(Data for analysis begins)

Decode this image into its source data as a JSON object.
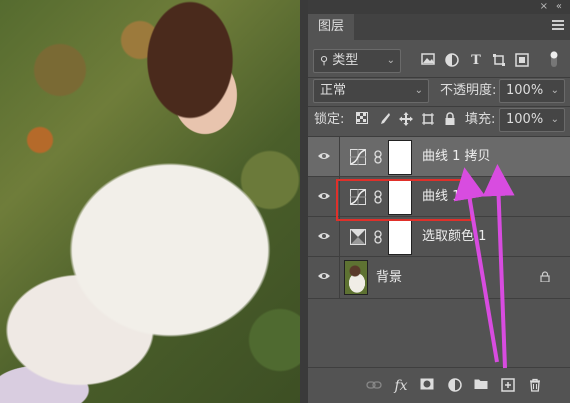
{
  "panel": {
    "tab_label": "图层",
    "collapse_glyph": "«",
    "close_glyph": "×"
  },
  "filter": {
    "kind_label": "类型",
    "icons": [
      "image-filter-icon",
      "adjustment-filter-icon",
      "text-filter-icon",
      "shape-filter-icon",
      "smart-object-filter-icon",
      "filter-toggle-icon"
    ]
  },
  "blend": {
    "mode": "正常",
    "opacity_label": "不透明度:",
    "opacity_value": "100%"
  },
  "lock": {
    "label": "锁定:",
    "fill_label": "填充:",
    "fill_value": "100%"
  },
  "layers": [
    {
      "name": "曲线 1 拷贝",
      "type": "curves-adjustment",
      "visible": true,
      "selected": true
    },
    {
      "name": "曲线 1",
      "type": "curves-adjustment",
      "visible": true,
      "selected": false,
      "highlighted": true
    },
    {
      "name": "选取颜色 1",
      "type": "selective-color-adjustment",
      "visible": true,
      "selected": false
    },
    {
      "name": "背景",
      "type": "image",
      "visible": true,
      "selected": false,
      "locked": true
    }
  ],
  "bottom_bar": {
    "fx_label": "fx",
    "icons": [
      "link-layers-icon",
      "fx-icon",
      "add-mask-icon",
      "adjustment-layer-icon",
      "group-folder-icon",
      "new-layer-icon",
      "trash-icon"
    ]
  },
  "annotation": {
    "highlight_color": "#e0302a",
    "arrow_color": "#d84ce0"
  }
}
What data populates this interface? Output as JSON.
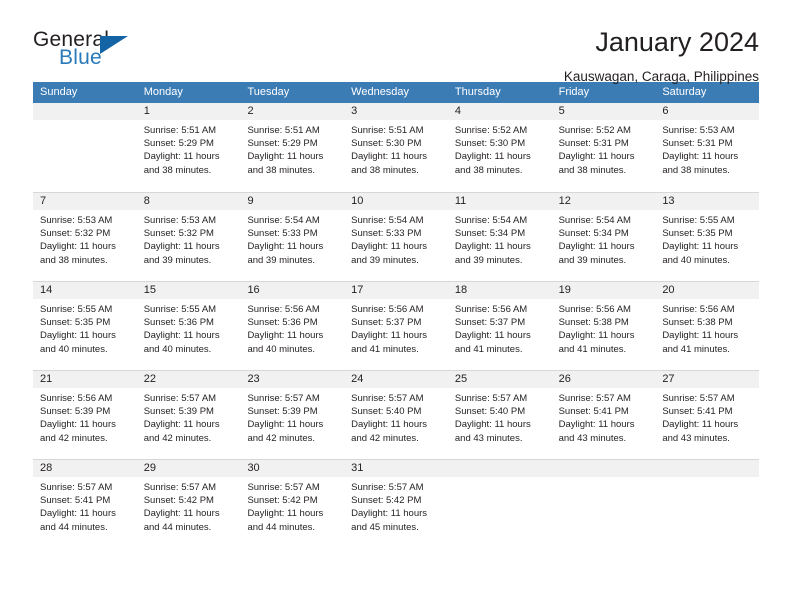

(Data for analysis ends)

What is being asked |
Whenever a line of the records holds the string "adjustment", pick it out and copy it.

Task solution |
      "adjustment-filter-icon",
      "type": "curves-adjustment",
      "type": "curves-adjustment",
      "type": "selective-color-adjustment",
      "adjustment-layer-icon",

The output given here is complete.